(Data records for software interfaces)
%%
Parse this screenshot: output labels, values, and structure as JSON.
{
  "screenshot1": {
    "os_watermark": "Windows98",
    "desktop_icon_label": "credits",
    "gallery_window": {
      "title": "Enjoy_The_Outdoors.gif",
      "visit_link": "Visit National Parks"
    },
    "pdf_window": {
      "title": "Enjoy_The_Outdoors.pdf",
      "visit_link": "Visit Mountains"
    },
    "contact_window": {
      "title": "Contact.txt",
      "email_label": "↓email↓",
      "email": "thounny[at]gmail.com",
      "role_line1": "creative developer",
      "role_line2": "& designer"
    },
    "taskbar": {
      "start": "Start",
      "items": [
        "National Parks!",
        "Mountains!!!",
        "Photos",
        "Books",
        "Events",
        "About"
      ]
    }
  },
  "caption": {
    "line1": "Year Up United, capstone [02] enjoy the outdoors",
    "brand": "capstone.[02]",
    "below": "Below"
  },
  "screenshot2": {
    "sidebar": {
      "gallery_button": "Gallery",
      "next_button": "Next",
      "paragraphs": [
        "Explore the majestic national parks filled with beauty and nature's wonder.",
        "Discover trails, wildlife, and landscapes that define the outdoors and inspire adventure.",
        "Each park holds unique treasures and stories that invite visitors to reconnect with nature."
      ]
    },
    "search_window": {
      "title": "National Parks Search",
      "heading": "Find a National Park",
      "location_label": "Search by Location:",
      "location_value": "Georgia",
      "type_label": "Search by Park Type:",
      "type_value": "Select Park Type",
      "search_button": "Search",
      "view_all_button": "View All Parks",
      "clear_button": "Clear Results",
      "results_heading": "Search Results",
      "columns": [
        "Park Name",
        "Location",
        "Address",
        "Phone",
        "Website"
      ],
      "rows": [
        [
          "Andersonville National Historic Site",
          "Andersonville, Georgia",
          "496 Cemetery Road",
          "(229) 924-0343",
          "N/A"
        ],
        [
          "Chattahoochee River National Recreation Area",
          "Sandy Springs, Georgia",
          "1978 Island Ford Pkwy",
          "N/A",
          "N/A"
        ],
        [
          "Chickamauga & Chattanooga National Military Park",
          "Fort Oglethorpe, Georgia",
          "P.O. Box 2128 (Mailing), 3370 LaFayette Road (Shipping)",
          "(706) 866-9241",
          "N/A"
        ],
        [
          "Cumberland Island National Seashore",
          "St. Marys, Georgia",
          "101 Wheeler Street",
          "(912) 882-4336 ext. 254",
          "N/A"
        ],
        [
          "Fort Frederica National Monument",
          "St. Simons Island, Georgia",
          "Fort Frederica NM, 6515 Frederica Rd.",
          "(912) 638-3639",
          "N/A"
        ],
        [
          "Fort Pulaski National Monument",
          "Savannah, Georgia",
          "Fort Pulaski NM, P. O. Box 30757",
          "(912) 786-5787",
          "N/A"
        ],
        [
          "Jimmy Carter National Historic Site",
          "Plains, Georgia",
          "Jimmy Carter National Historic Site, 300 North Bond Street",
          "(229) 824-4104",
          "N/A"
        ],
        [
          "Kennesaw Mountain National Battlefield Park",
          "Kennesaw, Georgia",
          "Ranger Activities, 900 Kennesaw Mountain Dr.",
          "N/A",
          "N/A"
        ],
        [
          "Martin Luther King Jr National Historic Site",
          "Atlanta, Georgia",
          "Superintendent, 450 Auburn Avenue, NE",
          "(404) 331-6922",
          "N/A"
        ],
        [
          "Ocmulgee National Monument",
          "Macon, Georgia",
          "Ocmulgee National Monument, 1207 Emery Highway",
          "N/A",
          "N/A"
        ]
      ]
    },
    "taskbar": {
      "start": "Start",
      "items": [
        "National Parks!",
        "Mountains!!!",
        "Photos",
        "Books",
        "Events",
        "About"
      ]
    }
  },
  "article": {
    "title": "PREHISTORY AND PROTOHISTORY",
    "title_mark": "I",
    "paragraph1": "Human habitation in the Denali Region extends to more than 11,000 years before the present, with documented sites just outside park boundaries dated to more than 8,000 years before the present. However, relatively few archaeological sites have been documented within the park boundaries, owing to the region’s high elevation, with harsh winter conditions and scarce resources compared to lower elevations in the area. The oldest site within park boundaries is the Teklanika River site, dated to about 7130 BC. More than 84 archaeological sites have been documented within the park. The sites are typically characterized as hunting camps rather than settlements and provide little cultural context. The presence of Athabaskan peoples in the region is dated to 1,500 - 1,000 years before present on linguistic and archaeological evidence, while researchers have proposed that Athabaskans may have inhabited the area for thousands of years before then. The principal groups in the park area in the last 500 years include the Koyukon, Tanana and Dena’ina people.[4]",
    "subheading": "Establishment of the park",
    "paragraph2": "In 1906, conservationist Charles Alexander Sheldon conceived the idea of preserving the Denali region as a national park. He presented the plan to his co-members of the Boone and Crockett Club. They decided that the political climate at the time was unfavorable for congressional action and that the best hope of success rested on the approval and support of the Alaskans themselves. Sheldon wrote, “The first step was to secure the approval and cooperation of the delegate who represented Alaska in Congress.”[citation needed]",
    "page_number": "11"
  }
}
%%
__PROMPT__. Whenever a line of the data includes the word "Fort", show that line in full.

__ANSWER FOR THIS EXERCISE__.
          "Fort Oglethorpe, Georgia",
          "Fort Frederica National Monument",
          "Fort Frederica NM, 6515 Frederica Rd.",
          "Fort Pulaski National Monument",
          "Fort Pulaski NM, P. O. Box 30757",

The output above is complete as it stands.